Expect Schneider to be in the lineup on Friday night when the Moose host the Hershey Bears in a rematch of last year’s Calder Cup final. It’s their first meeting since Hershey won the championship in Game 6 at MTS Centre last June.

Schneider said the Vancouver matter was “personal” and that he and GM Mike Gillis, who happens to be his former agent, handled the situation “between themselves.”

“There’s really not a whole lot to talk about,” Schneider said. “I just told him I wanted to play hockey.

“… As long as I’m here there’s young guys I think I can help and make better. It’s just all about being a good leader, being a good guy in the dressing room, and that’s all I’ve ever tried to do my whole career.”

The Canucks didn’t care if Schneider came to the Moose or not, as they are essentially done with him. Arniel, after consulting with Manitoba GM Craig Heisinger, figured it wouldn’t hurt to bring him in, even though the team now has six veteran-classified players but can dress only five due to league bylaws.

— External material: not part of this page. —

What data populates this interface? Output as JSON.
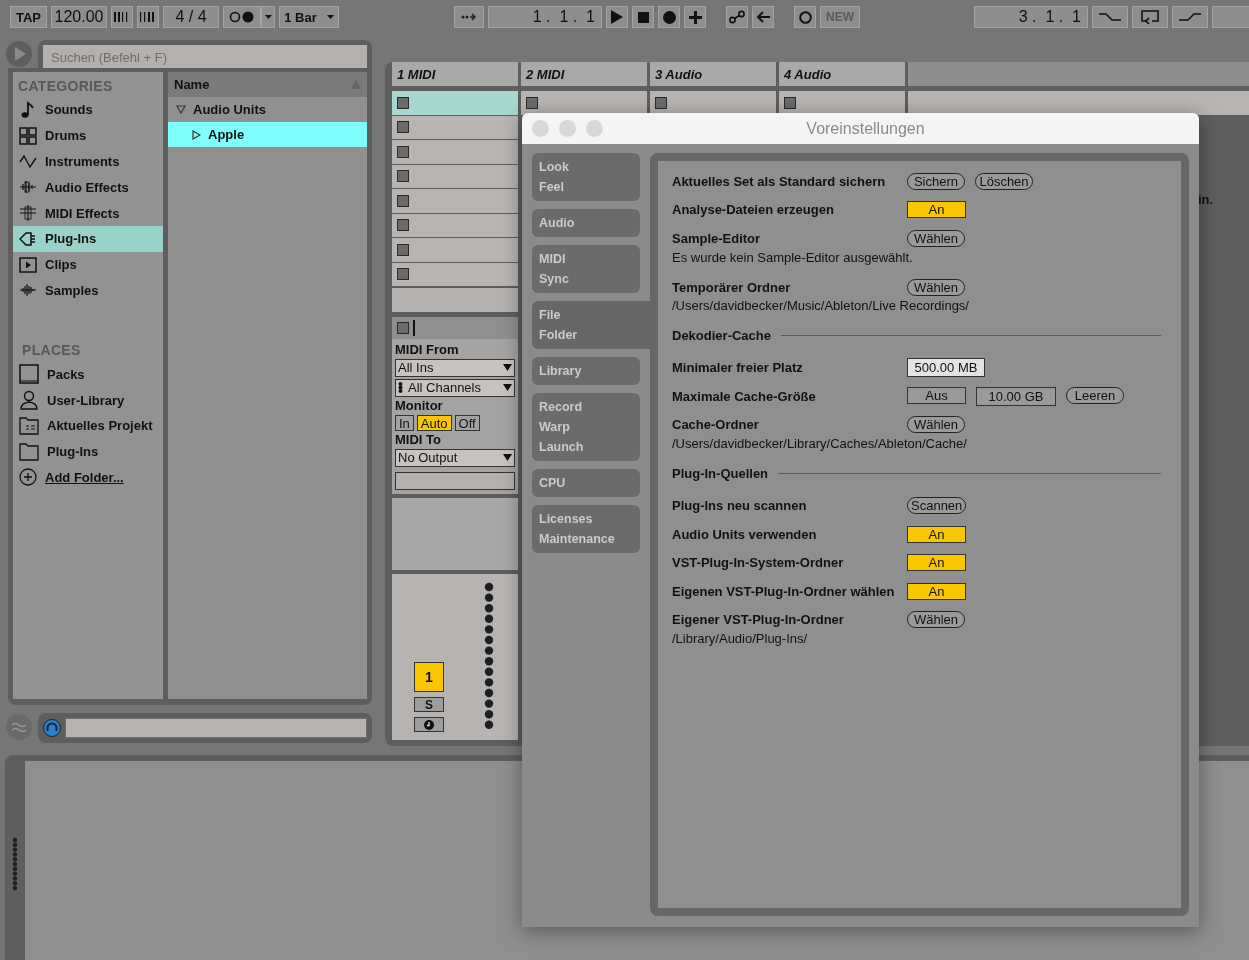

“To have the opportunity to gain a player of that stature, with a pedigree that he’s had, certainly makes our hockey club a lot better,” Arniel said.

The coach noted that Schneider is still a bargaining chip for the Canucks and that he could even return to the parent club if injuries decimate its blue-line.

“They may have to kiss and make up and move back that way,” Arniel said. “As long as he’s here, we’re going to try to milk it as much as possible.”


Videos

Photos